A team of one supervisor and four assistants carefully selected (to be arranged by hosts or owners) and suitably equipped with lungeing whips, will be in the ring. The supervisor will be in charge of the entire process.
One stallion handler only, designated by the owner, will be permitted in the ring with the horse.
The chute is to be constructed with side rails in such a way to have an opening of about 4 feet wide on one side directly behind the first two jumps to allow for the horse to enter for observation and to later station a person to encourage the horse over the jumps. To construct the chute and catch pen, 20 standards, 6 wings and 30 poles are needed for proper set up.
The handler will first walk the stallion into the chute at the provided opening from the side to allow the horse to see and familiarize himself with the chute and obstacles.

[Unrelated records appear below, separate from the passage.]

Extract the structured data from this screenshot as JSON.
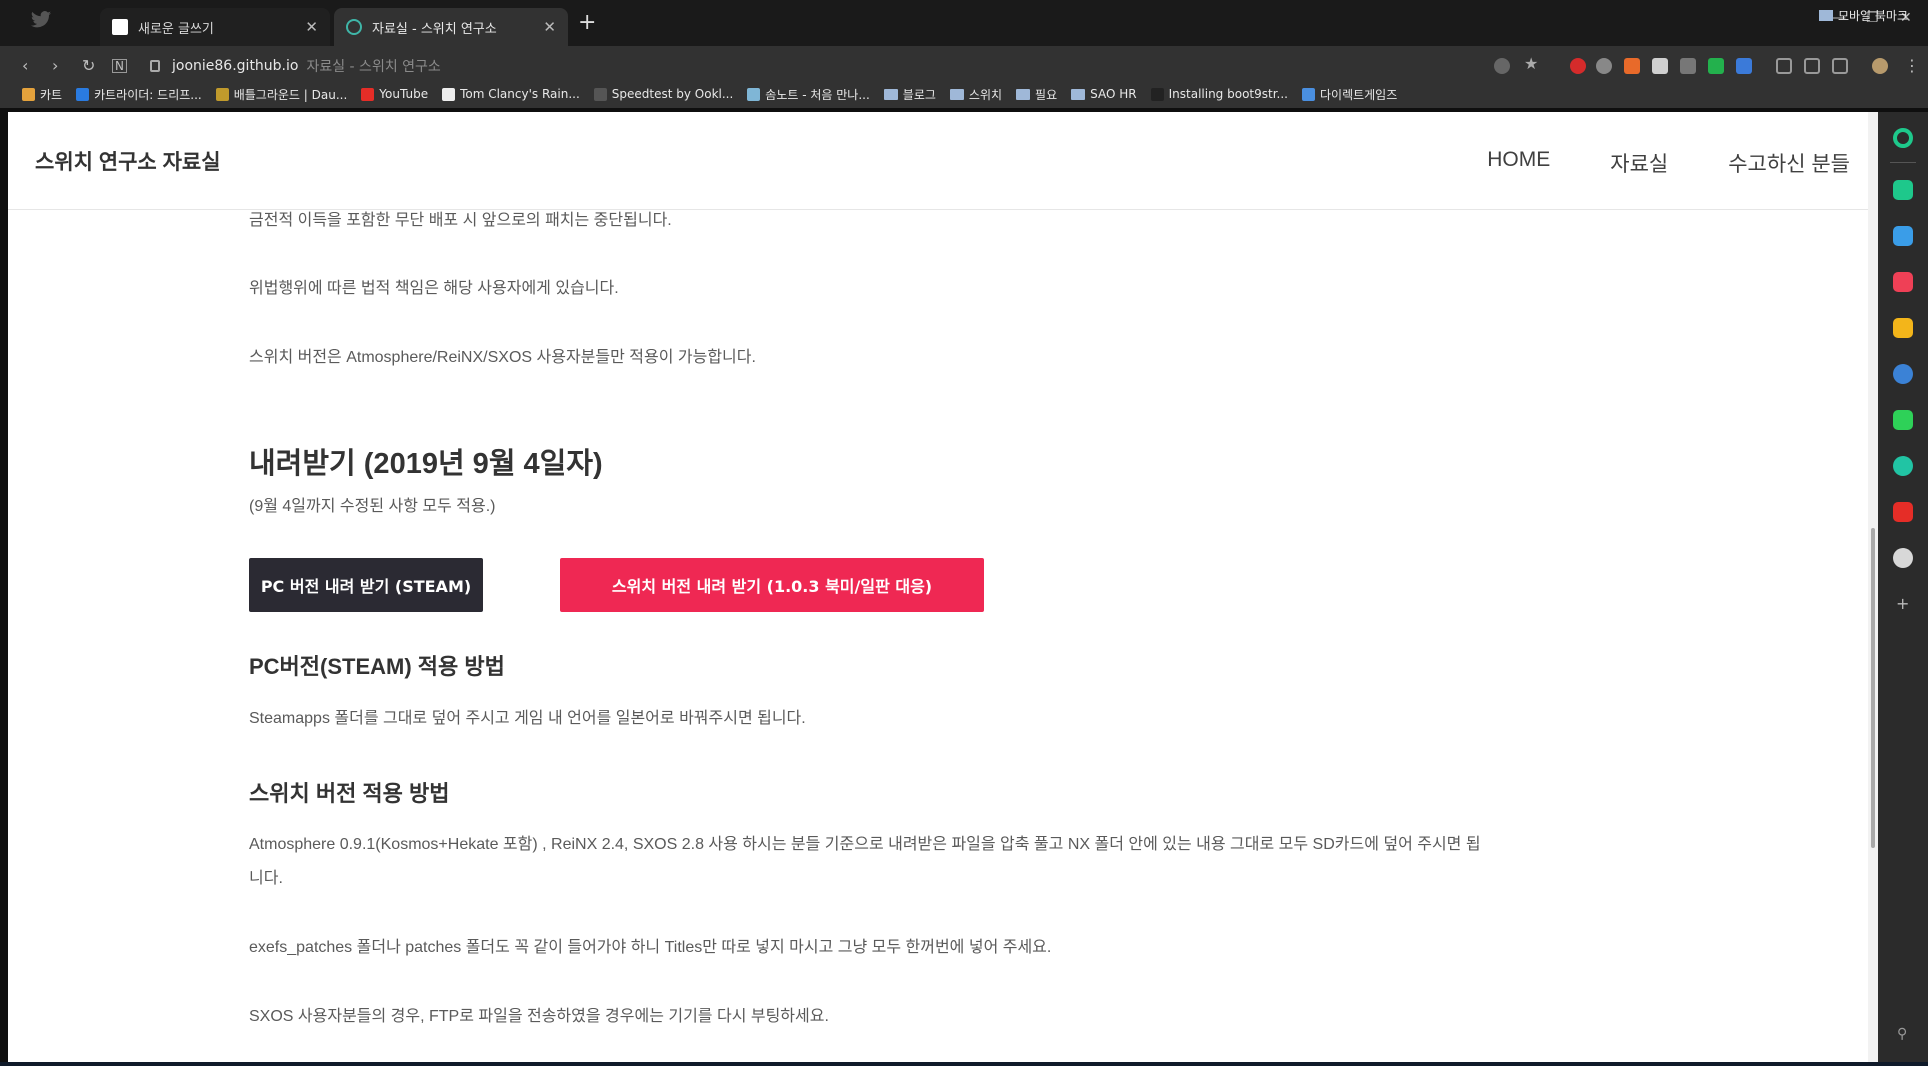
{
  "tabs": [
    {
      "title": "새로운 글쓰기",
      "active": false
    },
    {
      "title": "자료실 - 스위치 연구소",
      "active": true
    }
  ],
  "toolbar": {
    "host": "joonie86.github.io",
    "page_title": "자료실 - 스위치 연구소"
  },
  "bookmarks": [
    {
      "label": "카트",
      "icon": "kart-icon",
      "color": "#e4a23c"
    },
    {
      "label": "카트라이더: 드리프...",
      "icon": "kartrider-icon",
      "color": "#2a7be0"
    },
    {
      "label": "배틀그라운드 | Dau...",
      "icon": "pubg-icon",
      "color": "#c09a2c"
    },
    {
      "label": "YouTube",
      "icon": "youtube-icon",
      "color": "#e52d27"
    },
    {
      "label": "Tom Clancy's Rain...",
      "icon": "rainbow-six-icon",
      "color": "#eeeeee"
    },
    {
      "label": "Speedtest by Ookl...",
      "icon": "speedtest-icon",
      "color": "#555555"
    },
    {
      "label": "솜노트 - 처음 만나...",
      "icon": "somnote-icon",
      "color": "#7fb6d6"
    },
    {
      "label": "블로그",
      "icon": "folder-icon",
      "folder": true
    },
    {
      "label": "스위치",
      "icon": "folder-icon",
      "folder": true
    },
    {
      "label": "필요",
      "icon": "folder-icon",
      "folder": true
    },
    {
      "label": "SAO HR",
      "icon": "folder-icon",
      "folder": true
    },
    {
      "label": "Installing boot9str...",
      "icon": "github-icon",
      "color": "#222222"
    },
    {
      "label": "다이렉트게임즈",
      "icon": "directgames-icon",
      "color": "#4a8fe0"
    }
  ],
  "bookmarks_right": "모바일 북마크",
  "site": {
    "brand": "스위치 연구소 자료실",
    "menu": [
      "HOME",
      "자료실",
      "수고하신 분들"
    ]
  },
  "article": {
    "p1": "금전적 이득을 포함한 무단 배포 시 앞으로의 패치는 중단됩니다.",
    "p2": "위법행위에 따른 법적 책임은 해당 사용자에게 있습니다.",
    "p3": "스위치 버전은 Atmosphere/ReiNX/SXOS 사용자분들만 적용이 가능합니다.",
    "download_heading": "내려받기 (2019년 9월 4일자)",
    "download_note": "(9월 4일까지 수정된 사항 모두 적용.)",
    "btn_pc": "PC 버전 내려 받기 (STEAM)",
    "btn_switch": "스위치 버전 내려 받기 (1.0.3 북미/일판 대응)",
    "pc_heading": "PC버전(STEAM) 적용 방법",
    "pc_text": "Steamapps 폴더를 그대로 덮어 주시고 게임 내 언어를 일본어로 바꿔주시면 됩니다.",
    "switch_heading": "스위치 버전 적용 방법",
    "switch_text_1": "Atmosphere 0.9.1(Kosmos+Hekate 포함) , ReiNX 2.4, SXOS 2.8 사용 하시는 분들 기준으로 내려받은 파일을 압축 풀고 NX 폴더 안에 있는 내용 그대로 모두 SD카드에 덮어 주시면 됩",
    "switch_text_1b": "니다.",
    "switch_text_2": "exefs_patches 폴더나 patches 폴더도 꼭 같이 들어가야 하니 Titles만 따로 넣지 마시고 그냥 모두 한꺼번에 넣어 주세요.",
    "switch_text_3": "SXOS 사용자분들의 경우, FTP로 파일을 전송하였을 경우에는 기기를 다시 부팅하세요."
  },
  "colors": {
    "btn_pc": "#2b2a33",
    "btn_switch": "#ef2853"
  }
}
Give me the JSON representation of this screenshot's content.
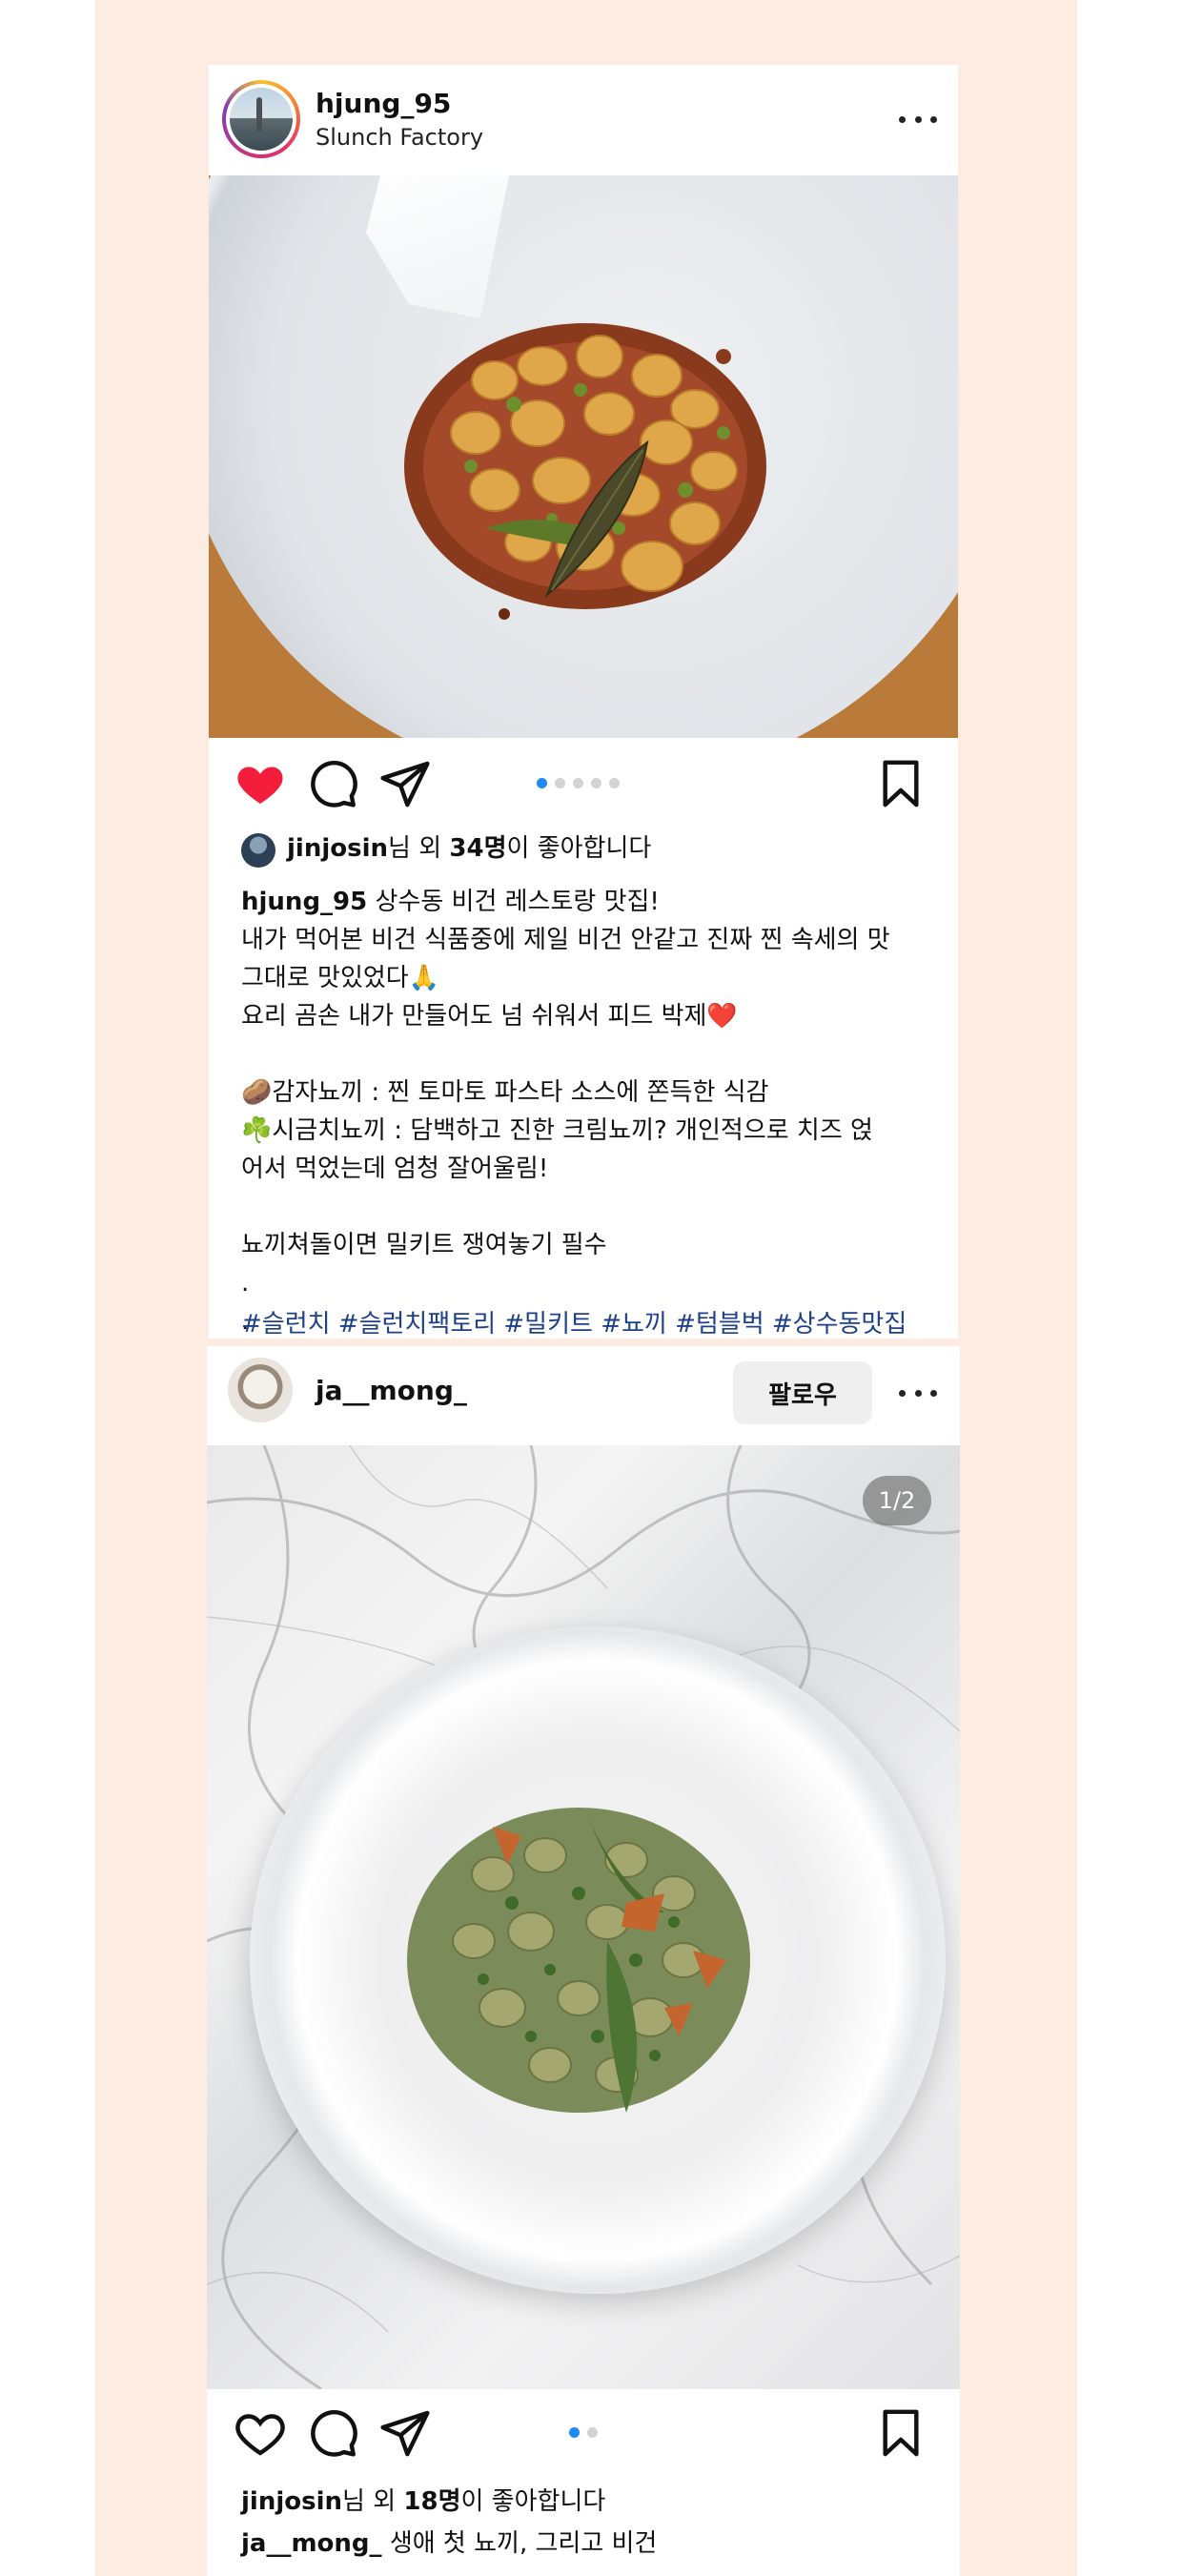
{
  "colors": {
    "page_background": "#fcece2",
    "heart_liked": "#f51d3c",
    "hashtag": "#1e3f8a",
    "dot_active": "#1e8bf0",
    "dot_inactive": "#d3d3d3",
    "follow_button_bg": "#efefef"
  },
  "icons": {
    "heart": "heart-icon",
    "comment": "comment-icon",
    "share": "paper-plane-icon",
    "bookmark": "bookmark-icon",
    "more": "more-dots-icon"
  },
  "post1": {
    "username": "hjung_95",
    "location": "Slunch Factory",
    "liked": true,
    "carousel": {
      "count": 5,
      "active": 1
    },
    "likes": {
      "user": "jinjosin",
      "middle": "님 외 ",
      "count": "34명",
      "suffix": "이 좋아합니다"
    },
    "caption": {
      "author": "hjung_95",
      "lines": [
        "상수동 비건 레스토랑 맛집!",
        "내가 먹어본 비건 식품중에 제일 비건 안같고 진짜 찐 속세의 맛",
        "그대로 맛있었다🙏",
        "요리 곰손 내가 만들어도 넘 쉬워서 피드 박제❤️",
        "",
        "🥔감자뇨끼 : 찐 토마토 파스타 소스에 쫀득한 식감",
        "☘️시금치뇨끼 : 담백하고 진한 크림뇨끼? 개인적으로 치즈 얹",
        "어서 먹었는데 엄청 잘어울림!",
        "",
        "뇨끼쳐돌이면 밀키트 쟁여놓기 필수",
        ".",
        "."
      ]
    },
    "hashtags": "#슬런치 #슬런치팩토리 #밀키트 #뇨끼 #텀블벅 #상수동맛집"
  },
  "post2": {
    "username": "ja__mong_",
    "follow_label": "팔로우",
    "counter": "1/2",
    "liked": false,
    "carousel": {
      "count": 2,
      "active": 1
    },
    "likes": {
      "user": "jinjosin",
      "middle": "님 외 ",
      "count": "18명",
      "suffix": "이 좋아합니다"
    },
    "caption": {
      "author": "ja__mong_",
      "text": "생애 첫 뇨끼, 그리고 비건"
    }
  }
}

Unless otherwise directed by the Inspection Committee, each horse will be allowed three jumping runs through a triple combination jumping chute and contained by side rails the entire length of the chute.
The 1st element will be crossed poles, with the ends in the standards at 30 inches of height, and a ground pole in front (Figs. 1a and 2a).
The 2nd element, about 20 feet from the 1st element (measured from back of 1st element to front of the 2nd,) will be similar to the 1st, but with a horizontal rail, also at 30 inches of height immediately behind the crossed poles (Figs. 1b. and 2b).
The 3rd element, approximately 23 feet from the 2nd, (measured from back of 2nd element to front of 3rd) will be an oxer (Figs. 1c and 2c), 33 inches high, with a spread of 24 inches, which will also have a ground pole in front. It will be raised to 39 and 45 inches for the second and third runs, and the spread increased accordingly. The front rail on the 3rd oxer will be placed about 6 inches lower than the back rail to allow ramping of the oxer.
A catch pen will be constructed after the final jump to contain the horse after each run. This should be constructed with standards and poles and should be approximately 35-40 feet long and the width of the chute.
For each run, the stallion will be trotted in hand up to the 1st element. A 36-inch length of plain nylon cord will be run through the near snaffle ring, from which the reins have been removed. One end of the cord will be released to allow the cord to slip out about 8 to 10 feet in front of the 1st element as the horse is sent down the jumping chute.
*NOTE: See Stallion Tab for Required Documents
Inspection entries received after the published deadline (September 27) at the 2017 Annual Meeting will be charged an expedite fee of $100.